__WHAT YOU HAVE TO DO__.
Only the number is needed: how many lines of the entries below contain the word "Processes".

__Items from an interface collection__.
▬▬▬

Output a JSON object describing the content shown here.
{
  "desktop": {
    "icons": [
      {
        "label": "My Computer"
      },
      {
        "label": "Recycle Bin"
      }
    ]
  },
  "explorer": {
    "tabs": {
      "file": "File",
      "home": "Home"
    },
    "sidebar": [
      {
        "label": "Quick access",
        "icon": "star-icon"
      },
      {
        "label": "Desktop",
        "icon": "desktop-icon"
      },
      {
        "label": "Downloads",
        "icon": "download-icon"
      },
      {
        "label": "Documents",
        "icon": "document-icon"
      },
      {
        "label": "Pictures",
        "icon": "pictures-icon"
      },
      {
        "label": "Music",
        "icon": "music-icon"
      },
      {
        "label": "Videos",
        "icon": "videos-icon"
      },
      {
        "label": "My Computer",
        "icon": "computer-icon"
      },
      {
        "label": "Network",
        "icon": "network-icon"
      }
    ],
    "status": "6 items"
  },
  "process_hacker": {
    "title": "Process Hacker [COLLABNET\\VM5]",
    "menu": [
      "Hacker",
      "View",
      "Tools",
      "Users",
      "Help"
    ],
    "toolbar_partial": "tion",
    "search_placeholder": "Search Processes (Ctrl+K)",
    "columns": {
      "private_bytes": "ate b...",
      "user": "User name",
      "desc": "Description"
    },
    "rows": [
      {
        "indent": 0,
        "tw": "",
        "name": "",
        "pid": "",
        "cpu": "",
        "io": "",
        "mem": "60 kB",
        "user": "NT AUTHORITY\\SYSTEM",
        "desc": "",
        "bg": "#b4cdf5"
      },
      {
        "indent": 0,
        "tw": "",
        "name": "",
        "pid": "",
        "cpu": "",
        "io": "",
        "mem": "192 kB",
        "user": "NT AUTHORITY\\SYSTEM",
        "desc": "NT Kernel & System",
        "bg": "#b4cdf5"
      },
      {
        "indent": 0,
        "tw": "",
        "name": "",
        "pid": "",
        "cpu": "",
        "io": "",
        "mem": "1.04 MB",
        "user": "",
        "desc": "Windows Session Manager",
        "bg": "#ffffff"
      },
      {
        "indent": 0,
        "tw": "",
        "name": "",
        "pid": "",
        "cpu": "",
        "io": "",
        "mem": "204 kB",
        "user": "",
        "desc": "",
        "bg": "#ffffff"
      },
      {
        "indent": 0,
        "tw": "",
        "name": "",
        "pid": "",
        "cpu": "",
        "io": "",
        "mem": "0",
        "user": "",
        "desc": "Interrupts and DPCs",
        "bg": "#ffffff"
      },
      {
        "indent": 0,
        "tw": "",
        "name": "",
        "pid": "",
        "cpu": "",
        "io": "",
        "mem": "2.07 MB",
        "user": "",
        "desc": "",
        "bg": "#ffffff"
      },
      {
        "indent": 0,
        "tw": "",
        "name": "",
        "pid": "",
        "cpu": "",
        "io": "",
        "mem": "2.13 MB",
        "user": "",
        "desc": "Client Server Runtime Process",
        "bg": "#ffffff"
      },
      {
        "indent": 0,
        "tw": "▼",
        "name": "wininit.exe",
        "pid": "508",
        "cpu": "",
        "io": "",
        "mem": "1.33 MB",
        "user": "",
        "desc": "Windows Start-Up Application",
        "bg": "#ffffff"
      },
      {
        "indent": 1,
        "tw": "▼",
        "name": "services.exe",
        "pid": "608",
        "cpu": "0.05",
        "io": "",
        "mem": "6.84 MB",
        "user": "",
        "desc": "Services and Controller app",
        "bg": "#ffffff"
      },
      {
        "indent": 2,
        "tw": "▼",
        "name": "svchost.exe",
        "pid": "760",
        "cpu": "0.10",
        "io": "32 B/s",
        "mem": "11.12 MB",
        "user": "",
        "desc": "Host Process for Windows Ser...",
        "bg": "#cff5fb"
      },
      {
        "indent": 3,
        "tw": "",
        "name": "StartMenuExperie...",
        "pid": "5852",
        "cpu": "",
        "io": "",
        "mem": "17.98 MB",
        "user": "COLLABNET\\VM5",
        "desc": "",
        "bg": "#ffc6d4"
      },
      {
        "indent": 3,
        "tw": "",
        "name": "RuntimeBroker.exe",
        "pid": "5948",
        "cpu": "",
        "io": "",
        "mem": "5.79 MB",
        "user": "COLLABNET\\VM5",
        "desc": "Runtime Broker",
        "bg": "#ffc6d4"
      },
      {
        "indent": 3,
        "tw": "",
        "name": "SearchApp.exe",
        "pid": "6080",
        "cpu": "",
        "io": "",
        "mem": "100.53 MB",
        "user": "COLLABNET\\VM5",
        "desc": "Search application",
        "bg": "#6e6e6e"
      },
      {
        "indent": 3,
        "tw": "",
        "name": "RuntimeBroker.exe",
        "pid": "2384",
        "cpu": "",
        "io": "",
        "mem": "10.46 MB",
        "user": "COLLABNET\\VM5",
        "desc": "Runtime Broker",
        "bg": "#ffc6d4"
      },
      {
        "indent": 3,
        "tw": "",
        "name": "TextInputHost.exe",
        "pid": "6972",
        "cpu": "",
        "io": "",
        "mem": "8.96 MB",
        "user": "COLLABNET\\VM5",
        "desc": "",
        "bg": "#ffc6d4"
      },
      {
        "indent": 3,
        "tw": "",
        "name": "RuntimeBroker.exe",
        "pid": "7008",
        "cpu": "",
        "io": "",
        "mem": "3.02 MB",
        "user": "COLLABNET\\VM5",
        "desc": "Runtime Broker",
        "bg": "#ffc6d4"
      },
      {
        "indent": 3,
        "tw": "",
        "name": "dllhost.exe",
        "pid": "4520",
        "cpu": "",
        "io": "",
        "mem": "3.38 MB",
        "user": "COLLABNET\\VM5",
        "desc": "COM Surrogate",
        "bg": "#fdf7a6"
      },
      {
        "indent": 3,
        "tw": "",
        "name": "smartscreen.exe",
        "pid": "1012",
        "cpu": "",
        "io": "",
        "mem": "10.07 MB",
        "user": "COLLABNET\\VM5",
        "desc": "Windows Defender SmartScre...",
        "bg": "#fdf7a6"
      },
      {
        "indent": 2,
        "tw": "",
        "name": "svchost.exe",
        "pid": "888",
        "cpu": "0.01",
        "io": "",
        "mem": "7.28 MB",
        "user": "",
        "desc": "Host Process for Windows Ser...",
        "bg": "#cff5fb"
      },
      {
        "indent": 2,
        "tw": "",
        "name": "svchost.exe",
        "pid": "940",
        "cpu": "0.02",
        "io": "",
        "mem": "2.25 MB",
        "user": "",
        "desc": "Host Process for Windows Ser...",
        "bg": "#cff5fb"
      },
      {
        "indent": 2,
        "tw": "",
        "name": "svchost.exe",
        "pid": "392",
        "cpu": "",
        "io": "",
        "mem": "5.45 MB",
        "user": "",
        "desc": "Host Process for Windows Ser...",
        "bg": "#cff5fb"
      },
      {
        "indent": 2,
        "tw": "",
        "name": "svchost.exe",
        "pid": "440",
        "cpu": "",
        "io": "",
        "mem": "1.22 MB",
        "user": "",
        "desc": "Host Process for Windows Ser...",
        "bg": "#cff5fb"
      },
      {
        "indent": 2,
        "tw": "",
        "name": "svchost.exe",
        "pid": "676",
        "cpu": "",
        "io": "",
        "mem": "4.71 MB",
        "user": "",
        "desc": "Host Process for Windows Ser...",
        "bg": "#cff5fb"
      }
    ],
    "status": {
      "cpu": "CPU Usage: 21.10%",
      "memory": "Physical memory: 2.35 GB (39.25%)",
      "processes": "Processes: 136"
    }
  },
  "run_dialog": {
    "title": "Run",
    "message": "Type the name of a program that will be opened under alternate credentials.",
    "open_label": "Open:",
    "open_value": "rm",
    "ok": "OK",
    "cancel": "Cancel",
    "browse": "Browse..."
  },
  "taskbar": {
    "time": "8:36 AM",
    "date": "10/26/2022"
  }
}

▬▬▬

__ANSWER TO THIS PROBLEM__.
2